Under a plan ticked off by the AFL, who have also notified other clubs, the athletic key forward's program will be overseen by the Saints' medical team in conjunction with NAB AFL Academy physiotherapist Nick Ames and high-performance manager Paul Sealey.  

King, who kicked eight goals in an early-season game for the Sandringham Dragons before injuring his knee in April, can spend up to four hours a week at the club as part of his rehabilitation.  

Sealey told that the 17-year-old, who is a member of the NAB AFL Academy, had begun heading to their Moorabbin headquarters for treatment and will continue to throughout the season.  

"Because he's a national Academy player we've got to make sure that his rehab his done to AFL standards," Sealey said.  

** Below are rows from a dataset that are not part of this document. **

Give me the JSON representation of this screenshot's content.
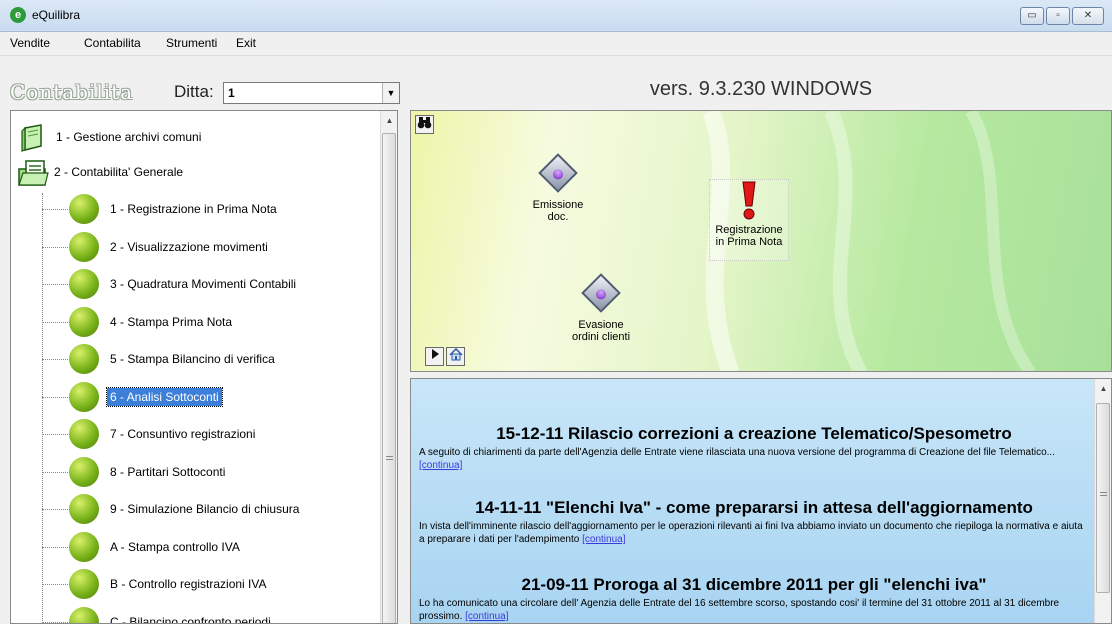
{
  "window": {
    "title": "eQuilibra",
    "icon": "e-leaf-icon",
    "controls": {
      "minimize": "▭",
      "maximize": "▫",
      "close": "✕"
    }
  },
  "menu": [
    "Vendite",
    "Contabilita",
    "Strumenti",
    "Exit"
  ],
  "header": {
    "section_title": "Contabilita",
    "ditta_label": "Ditta:",
    "ditta_value": "1",
    "version": "vers. 9.3.230 WINDOWS"
  },
  "tree": {
    "roots": [
      {
        "label": "1 - Gestione archivi comuni",
        "icon": "folder-closed-icon"
      },
      {
        "label": "2 - Contabilita' Generale",
        "icon": "folder-open-icon"
      }
    ],
    "children": [
      {
        "label": "1 - Registrazione in Prima Nota",
        "selected": false
      },
      {
        "label": "2 - Visualizzazione movimenti",
        "selected": false
      },
      {
        "label": "3 - Quadratura Movimenti Contabili",
        "selected": false
      },
      {
        "label": "4 - Stampa Prima Nota",
        "selected": false
      },
      {
        "label": "5 - Stampa Bilancino di verifica",
        "selected": false
      },
      {
        "label": "6 - Analisi Sottoconti",
        "selected": true
      },
      {
        "label": "7 - Consuntivo registrazioni",
        "selected": false
      },
      {
        "label": "8 - Partitari Sottoconti",
        "selected": false
      },
      {
        "label": "9 - Simulazione Bilancio di chiusura",
        "selected": false
      },
      {
        "label": "A - Stampa controllo IVA",
        "selected": false
      },
      {
        "label": "B - Controllo registrazioni IVA",
        "selected": false
      },
      {
        "label": "C - Bilancino confronto periodi",
        "selected": false
      }
    ]
  },
  "map": {
    "nodes": [
      {
        "line1": "Emissione",
        "line2": "doc.",
        "icon": "process-diamond-icon"
      },
      {
        "line1": "Registrazione",
        "line2": "in Prima Nota",
        "icon": "exclamation-icon"
      },
      {
        "line1": "Evasione",
        "line2": "ordini clienti",
        "icon": "process-diamond-icon"
      }
    ],
    "buttons": {
      "search": "binoculars-icon",
      "play": "play-icon",
      "home": "home-icon"
    }
  },
  "news": [
    {
      "title": "15-12-11 Rilascio correzioni a creazione Telematico/Spesometro",
      "body": "A seguito di chiarimenti da parte dell'Agenzia delle Entrate viene rilasciata una nuova versione del programma di Creazione del file Telematico... ",
      "link": "[continua]"
    },
    {
      "title": "14-11-11 \"Elenchi Iva\" - come prepararsi in attesa dell'aggiornamento",
      "body": "In vista dell'imminente rilascio dell'aggiornamento per le operazioni rilevanti ai fini Iva abbiamo inviato un documento che riepiloga la normativa e aiuta a preparare i dati per l'adempimento ",
      "link": "[continua]"
    },
    {
      "title": "21-09-11 Proroga al 31 dicembre 2011 per gli \"elenchi iva\"",
      "body": "Lo ha comunicato una circolare dell' Agenzia delle Entrate del 16 settembre scorso, spostando cosi' il termine del 31 ottobre 2011 al 31 dicembre prossimo. ",
      "link": "[continua]"
    }
  ]
}
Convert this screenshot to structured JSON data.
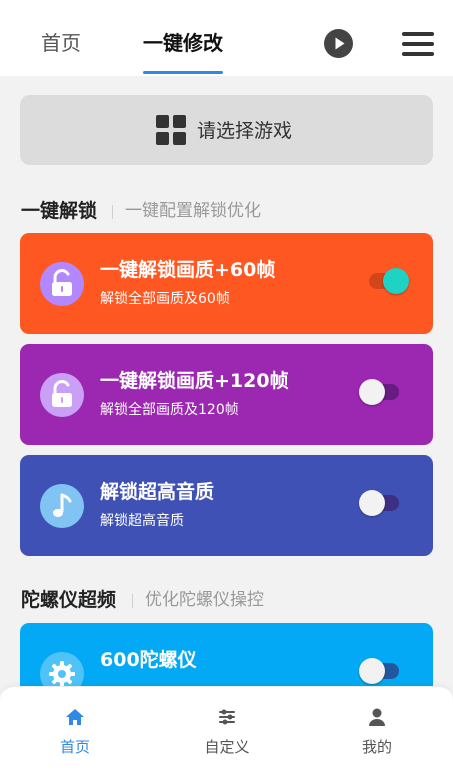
{
  "header": {
    "tabs": [
      {
        "label": "首页",
        "active": false
      },
      {
        "label": "一键修改",
        "active": true
      }
    ],
    "accent_color": "#2f89e5",
    "icons": [
      "play-icon",
      "menu-icon"
    ]
  },
  "game_select": {
    "label": "请选择游戏",
    "icon": "grid-icon"
  },
  "sections": [
    {
      "title": "一键解锁",
      "subtitle": "一键配置解锁优化",
      "cards": [
        {
          "title": "一键解锁画质+60帧",
          "desc": "解锁全部画质及60帧",
          "icon": "unlock-icon",
          "color": "#ff5722",
          "enabled": true
        },
        {
          "title": "一键解锁画质+120帧",
          "desc": "解锁全部画质及120帧",
          "icon": "unlock-icon",
          "color": "#9c27b0",
          "enabled": false
        },
        {
          "title": "解锁超高音质",
          "desc": "解锁超高音质",
          "icon": "music-note-icon",
          "color": "#3f51b5",
          "enabled": false
        }
      ]
    },
    {
      "title": "陀螺仪超频",
      "subtitle": "优化陀螺仪操控",
      "cards": [
        {
          "title": "600陀螺仪",
          "desc": "",
          "icon": "gear-icon",
          "color": "#03a9f4",
          "enabled": false
        }
      ]
    }
  ],
  "bottom_nav": {
    "items": [
      {
        "label": "首页",
        "icon": "home-icon",
        "active": true
      },
      {
        "label": "自定义",
        "icon": "sliders-icon",
        "active": false
      },
      {
        "label": "我的",
        "icon": "user-icon",
        "active": false
      }
    ],
    "active_color": "#2f89e5",
    "inactive_color": "#555555"
  }
}
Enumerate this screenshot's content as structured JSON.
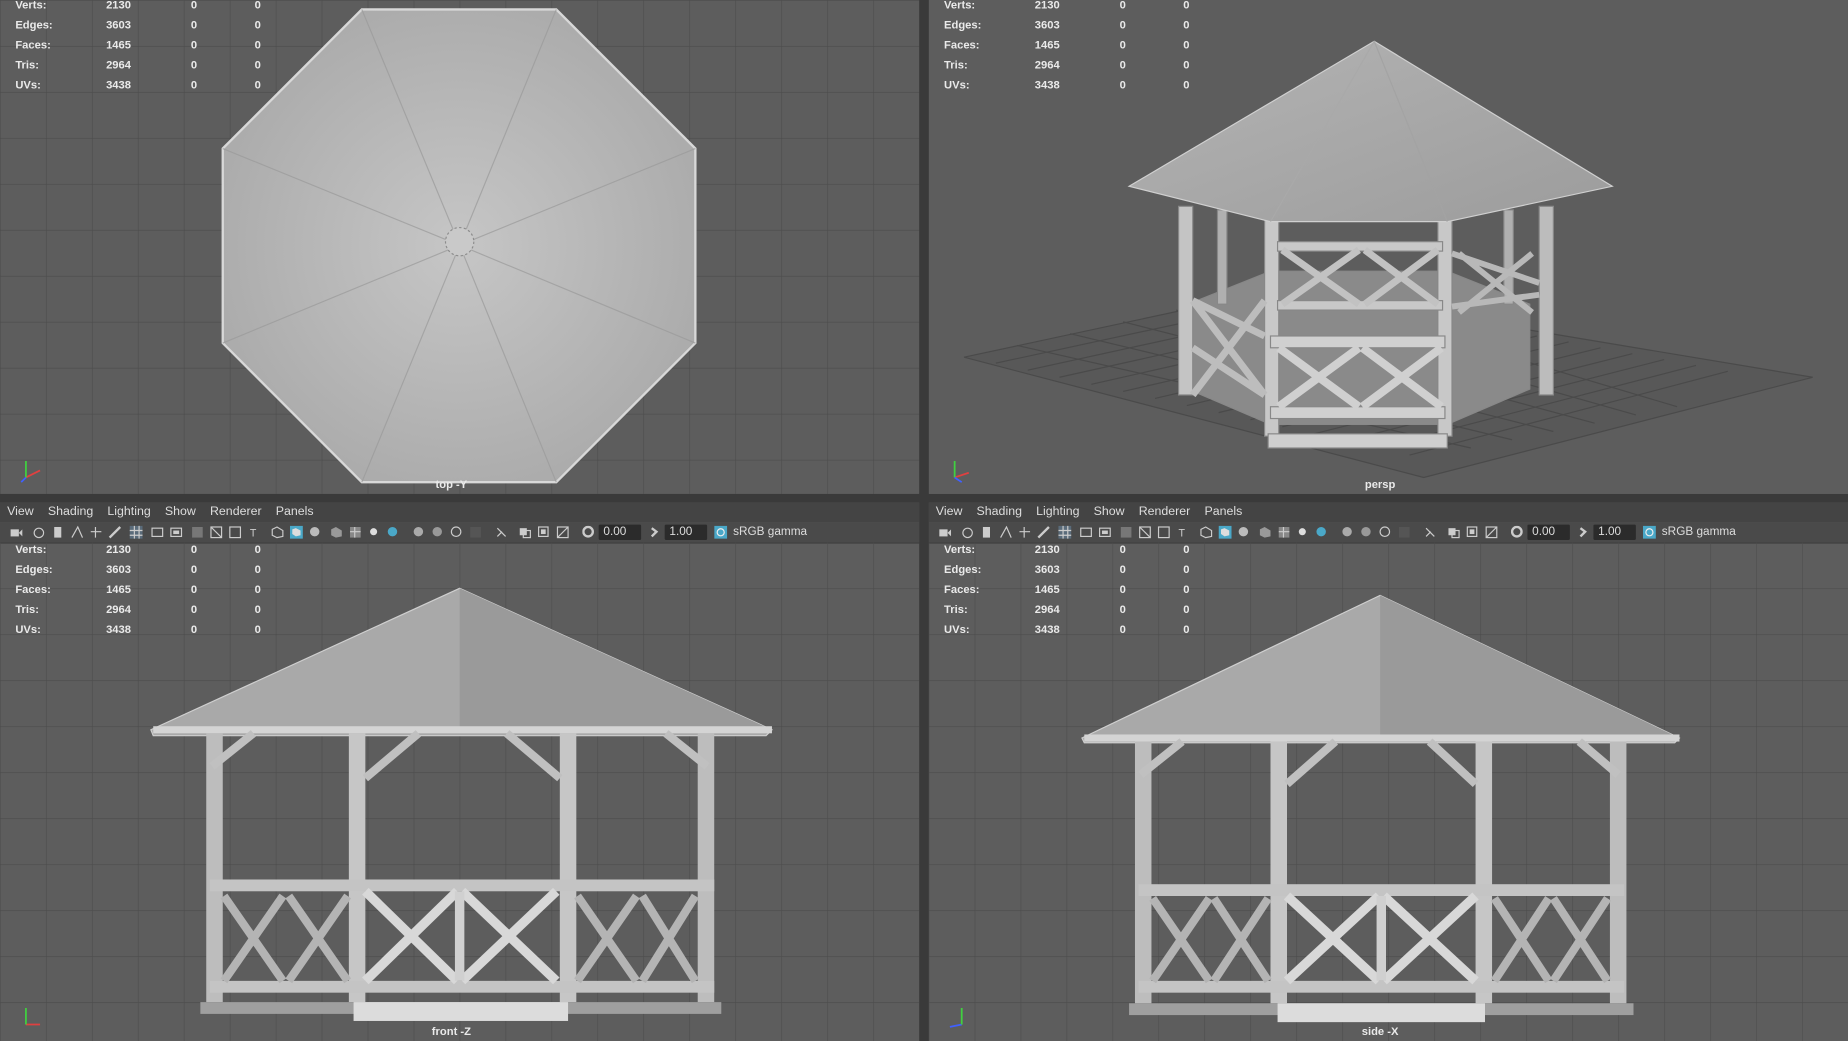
{
  "menu": [
    "View",
    "Shading",
    "Lighting",
    "Show",
    "Renderer",
    "Panels"
  ],
  "toolbar": {
    "exposure": "0.00",
    "gamma": "1.00",
    "color_space": "sRGB gamma"
  },
  "hud": {
    "labels": [
      "Verts:",
      "Edges:",
      "Faces:",
      "Tris:",
      "UVs:"
    ],
    "values": [
      "2130",
      "3603",
      "1465",
      "2964",
      "3438"
    ],
    "sel": [
      "0",
      "0",
      "0",
      "0",
      "0"
    ],
    "comp": [
      "0",
      "0",
      "0",
      "0",
      "0"
    ]
  },
  "viewports": {
    "top": {
      "camera": "top -Y"
    },
    "persp": {
      "camera": "persp"
    },
    "front": {
      "camera": "front -Z"
    },
    "side": {
      "camera": "side -X"
    }
  },
  "colors": {
    "grid_bg": "#5d5d5d",
    "grid_line": "#4a4a4a",
    "model": "#b5b5b5",
    "accent": "#5bc0de"
  }
}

"We are fortunate enough that with the Sandringham Dragons training out of the same facility that it works best for his well-being and welfare for him to do it there.  

"It's not a big stress on his body or his family to get him there. In essence he's going in two days a week and he's spending time in there with the physiotherapists Andrew Wallis and Kane Spagnolo and utilising their facilities."  

St Kilda currently holds pick No.3 at this year's draft after a horror season and will have King firmly in its mix for the selection, despite his injury this season.  

The 201cm key forward is athletic, powerful and brilliant in the air, and was considered a No.1 contender before going down with the knee injury while playing for school side Haileybury College.  

King told recently that he would spend his time on the sidelines looking to improve his body strength, but he is yet to move into the running phase of his program.  

"He will have four-to-six weeks of strength stuff before they introduce any running. He's out of the knee brace now, he's weight bearing, we've just got to get him to build up his strength," Sealey said.  

"It's a good opportunity to be exposed to AFL-calibre staff and use the new facilities at the Saints."  

Former national Academy graduate Aaron Darling followed a similar program with the Saints while coming back from his ACL injury last year, while Josh Dunkley and Jy Simpkin also recovered from injury using Richmond's facilities in their 2015 draft year.